Salaam, Shalom, Peace.
Those three words continue to drive an interfaith coalition — started by Fr. Corey Brost, CSV — that draws teens and adults of Christian, Jewish, Muslim and Sikh faith traditions.
The Children of Abraham Coalition hosted its signature event, its seventh annual “9/11 Potluck for Peace” dinner on Wednesday and drew more than 200 guests — up more than 50 from the year before — to Querbes Hall at Saint Viator High School.
“I’m thrilled to see so many people here,” said senior Devon Sheehan, who is a member of COAC. “It gives me great hope that we can be agents of change in some small way.”
The coalition formed in 2011, in response to the growing religious-based bigotry on the rise after the tragedies of 9/11. Its stated mission is to educate others about different faiths as well as to be ambassadors for interfaith dialogue.
Their work in building relations between other religions — and advancing peace — is growing. Fr. Corey described the potluck dinner as a record turnout, up 25 percent from the year before, and that requests for the group to come and speak to different faith communities is growing.

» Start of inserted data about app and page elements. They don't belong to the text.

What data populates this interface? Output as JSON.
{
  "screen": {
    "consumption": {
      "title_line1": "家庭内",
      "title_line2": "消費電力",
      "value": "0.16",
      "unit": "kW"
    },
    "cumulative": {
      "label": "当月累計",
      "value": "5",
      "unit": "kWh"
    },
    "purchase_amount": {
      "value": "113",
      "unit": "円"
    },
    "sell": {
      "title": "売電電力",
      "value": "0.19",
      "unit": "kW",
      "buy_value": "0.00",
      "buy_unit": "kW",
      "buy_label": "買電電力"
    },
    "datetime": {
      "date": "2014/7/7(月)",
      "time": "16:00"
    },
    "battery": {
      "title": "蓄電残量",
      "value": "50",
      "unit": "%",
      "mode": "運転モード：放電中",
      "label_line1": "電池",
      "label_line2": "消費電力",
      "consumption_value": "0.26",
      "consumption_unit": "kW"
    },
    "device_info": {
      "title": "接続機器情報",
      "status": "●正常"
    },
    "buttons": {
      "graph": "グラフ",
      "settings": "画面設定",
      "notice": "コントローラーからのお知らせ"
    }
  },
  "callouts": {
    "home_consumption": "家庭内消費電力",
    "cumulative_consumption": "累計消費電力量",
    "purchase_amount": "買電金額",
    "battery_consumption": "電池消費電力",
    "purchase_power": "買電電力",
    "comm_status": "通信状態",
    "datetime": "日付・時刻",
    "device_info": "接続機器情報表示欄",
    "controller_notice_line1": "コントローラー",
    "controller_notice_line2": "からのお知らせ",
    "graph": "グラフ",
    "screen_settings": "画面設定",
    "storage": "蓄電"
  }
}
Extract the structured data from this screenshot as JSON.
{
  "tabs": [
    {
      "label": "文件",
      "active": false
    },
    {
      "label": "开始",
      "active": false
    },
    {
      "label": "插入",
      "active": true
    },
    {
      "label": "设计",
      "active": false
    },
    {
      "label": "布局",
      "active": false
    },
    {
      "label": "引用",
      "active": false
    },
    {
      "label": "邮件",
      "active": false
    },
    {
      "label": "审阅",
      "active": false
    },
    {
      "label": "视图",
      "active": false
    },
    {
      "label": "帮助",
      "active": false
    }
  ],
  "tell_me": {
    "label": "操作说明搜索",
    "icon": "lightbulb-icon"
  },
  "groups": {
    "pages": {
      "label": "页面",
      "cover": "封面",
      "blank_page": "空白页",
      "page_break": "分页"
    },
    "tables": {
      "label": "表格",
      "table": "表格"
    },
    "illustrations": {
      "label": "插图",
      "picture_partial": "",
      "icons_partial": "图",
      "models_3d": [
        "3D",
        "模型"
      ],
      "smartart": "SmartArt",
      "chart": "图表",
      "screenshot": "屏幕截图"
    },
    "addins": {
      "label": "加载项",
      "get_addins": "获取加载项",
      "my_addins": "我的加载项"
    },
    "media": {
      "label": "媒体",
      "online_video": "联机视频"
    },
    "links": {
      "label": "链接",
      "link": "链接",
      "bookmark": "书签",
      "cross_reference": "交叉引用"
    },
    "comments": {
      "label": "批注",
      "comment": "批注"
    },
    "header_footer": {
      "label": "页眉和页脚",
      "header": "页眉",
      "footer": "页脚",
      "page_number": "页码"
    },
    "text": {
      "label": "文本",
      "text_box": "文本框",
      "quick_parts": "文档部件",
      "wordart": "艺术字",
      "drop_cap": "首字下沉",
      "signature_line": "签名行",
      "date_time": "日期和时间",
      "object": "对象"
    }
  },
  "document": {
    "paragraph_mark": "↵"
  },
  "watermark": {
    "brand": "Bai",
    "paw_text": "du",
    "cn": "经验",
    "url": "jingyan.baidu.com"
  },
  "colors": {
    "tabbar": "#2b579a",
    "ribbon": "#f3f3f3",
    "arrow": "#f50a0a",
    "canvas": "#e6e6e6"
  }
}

But it was the young speakers — each representing a different faith — who inspired the crowd.
Sara Ahmed, 17, who is Muslim, told of attending the funeral of Muhammad Ali last year, and of how she viewed him as an agent of peace working to bring people together.
“Tonight gives me great hope,” Sara said, “when I see how many people want to learn about different faith traditions and work toward interfaith dialogue.”
Abbey Finn spoke of her Jewish faith, before describing her visit to the National September 11 Memorial Museum in New York, on the exact day as the events that took place in Charlottesville, VA.
“Now more than ever we need to come together,” Abbey said. “We, the next generation need to create peace.”